***** Data shown *****

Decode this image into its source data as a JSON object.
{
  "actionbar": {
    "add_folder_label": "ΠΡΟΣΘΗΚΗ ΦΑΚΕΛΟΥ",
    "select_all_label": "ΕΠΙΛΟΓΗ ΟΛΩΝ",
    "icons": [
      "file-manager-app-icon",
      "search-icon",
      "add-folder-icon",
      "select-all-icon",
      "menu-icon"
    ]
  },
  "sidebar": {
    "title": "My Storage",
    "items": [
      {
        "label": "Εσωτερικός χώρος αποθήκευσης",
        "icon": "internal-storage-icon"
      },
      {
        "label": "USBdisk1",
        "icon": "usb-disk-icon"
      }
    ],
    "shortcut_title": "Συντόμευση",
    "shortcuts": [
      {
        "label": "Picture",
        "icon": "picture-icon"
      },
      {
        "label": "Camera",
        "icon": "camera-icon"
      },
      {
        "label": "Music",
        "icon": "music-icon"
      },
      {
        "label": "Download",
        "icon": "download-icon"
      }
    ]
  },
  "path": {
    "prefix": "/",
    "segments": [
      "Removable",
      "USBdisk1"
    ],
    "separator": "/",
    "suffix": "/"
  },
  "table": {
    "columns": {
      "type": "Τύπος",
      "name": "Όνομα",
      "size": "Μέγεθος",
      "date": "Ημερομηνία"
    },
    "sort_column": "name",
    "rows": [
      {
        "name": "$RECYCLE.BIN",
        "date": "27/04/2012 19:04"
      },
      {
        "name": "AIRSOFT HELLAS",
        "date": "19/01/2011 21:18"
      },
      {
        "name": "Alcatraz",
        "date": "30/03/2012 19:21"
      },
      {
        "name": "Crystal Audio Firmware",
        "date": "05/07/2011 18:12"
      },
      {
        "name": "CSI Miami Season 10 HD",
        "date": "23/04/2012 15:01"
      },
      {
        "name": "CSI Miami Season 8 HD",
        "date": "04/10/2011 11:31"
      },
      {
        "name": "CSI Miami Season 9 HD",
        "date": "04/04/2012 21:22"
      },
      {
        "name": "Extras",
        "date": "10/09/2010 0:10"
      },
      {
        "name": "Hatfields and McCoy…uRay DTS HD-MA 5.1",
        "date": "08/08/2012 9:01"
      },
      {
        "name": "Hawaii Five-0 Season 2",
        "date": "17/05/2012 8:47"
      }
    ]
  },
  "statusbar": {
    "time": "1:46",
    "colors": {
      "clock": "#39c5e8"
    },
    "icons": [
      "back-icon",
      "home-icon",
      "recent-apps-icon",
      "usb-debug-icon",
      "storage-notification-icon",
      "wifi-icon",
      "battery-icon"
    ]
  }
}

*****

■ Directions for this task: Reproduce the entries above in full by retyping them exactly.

■ Result of this exercise:
Decode this image into its source data as a JSON object.
{
  "actionbar": {
    "add_folder_label": "ΠΡΟΣΘΗΚΗ ΦΑΚΕΛΟΥ",
    "select_all_label": "ΕΠΙΛΟΓΗ ΟΛΩΝ",
    "icons": [
      "file-manager-app-icon",
      "search-icon",
      "add-folder-icon",
      "select-all-icon",
      "menu-icon"
    ]
  },
  "sidebar": {
    "title": "My Storage",
    "items": [
      {
        "label": "Εσωτερικός χώρος αποθήκευσης",
        "icon": "internal-storage-icon"
      },
      {
        "label": "USBdisk1",
        "icon": "usb-disk-icon"
      }
    ],
    "shortcut_title": "Συντόμευση",
    "shortcuts": [
      {
        "label": "Picture",
        "icon": "picture-icon"
      },
      {
        "label": "Camera",
        "icon": "camera-icon"
      },
      {
        "label": "Music",
        "icon": "music-icon"
      },
      {
        "label": "Download",
        "icon": "download-icon"
      }
    ]
  },
  "path": {
    "prefix": "/",
    "segments": [
      "Removable",
      "USBdisk1"
    ],
    "separator": "/",
    "suffix": "/"
  },
  "table": {
    "columns": {
      "type": "Τύπος",
      "name": "Όνομα",
      "size": "Μέγεθος",
      "date": "Ημερομηνία"
    },
    "sort_column": "name",
    "rows": [
      {
        "name": "$RECYCLE.BIN",
        "date": "27/04/2012 19:04"
      },
      {
        "name": "AIRSOFT HELLAS",
        "date": "19/01/2011 21:18"
      },
      {
        "name": "Alcatraz",
        "date": "30/03/2012 19:21"
      },
      {
        "name": "Crystal Audio Firmware",
        "date": "05/07/2011 18:12"
      },
      {
        "name": "CSI Miami Season 10 HD",
        "date": "23/04/2012 15:01"
      },
      {
        "name": "CSI Miami Season 8 HD",
        "date": "04/10/2011 11:31"
      },
      {
        "name": "CSI Miami Season 9 HD",
        "date": "04/04/2012 21:22"
      },
      {
        "name": "Extras",
        "date": "10/09/2010 0:10"
      },
      {
        "name": "Hatfields and McCoy…uRay DTS HD-MA 5.1",
        "date": "08/08/2012 9:01"
      },
      {
        "name": "Hawaii Five-0 Season 2",
        "date": "17/05/2012 8:47"
      }
    ]
  },
  "statusbar": {
    "time": "1:46",
    "colors": {
      "clock": "#39c5e8"
    },
    "icons": [
      "back-icon",
      "home-icon",
      "recent-apps-icon",
      "usb-debug-icon",
      "storage-notification-icon",
      "wifi-icon",
      "battery-icon"
    ]
  }
}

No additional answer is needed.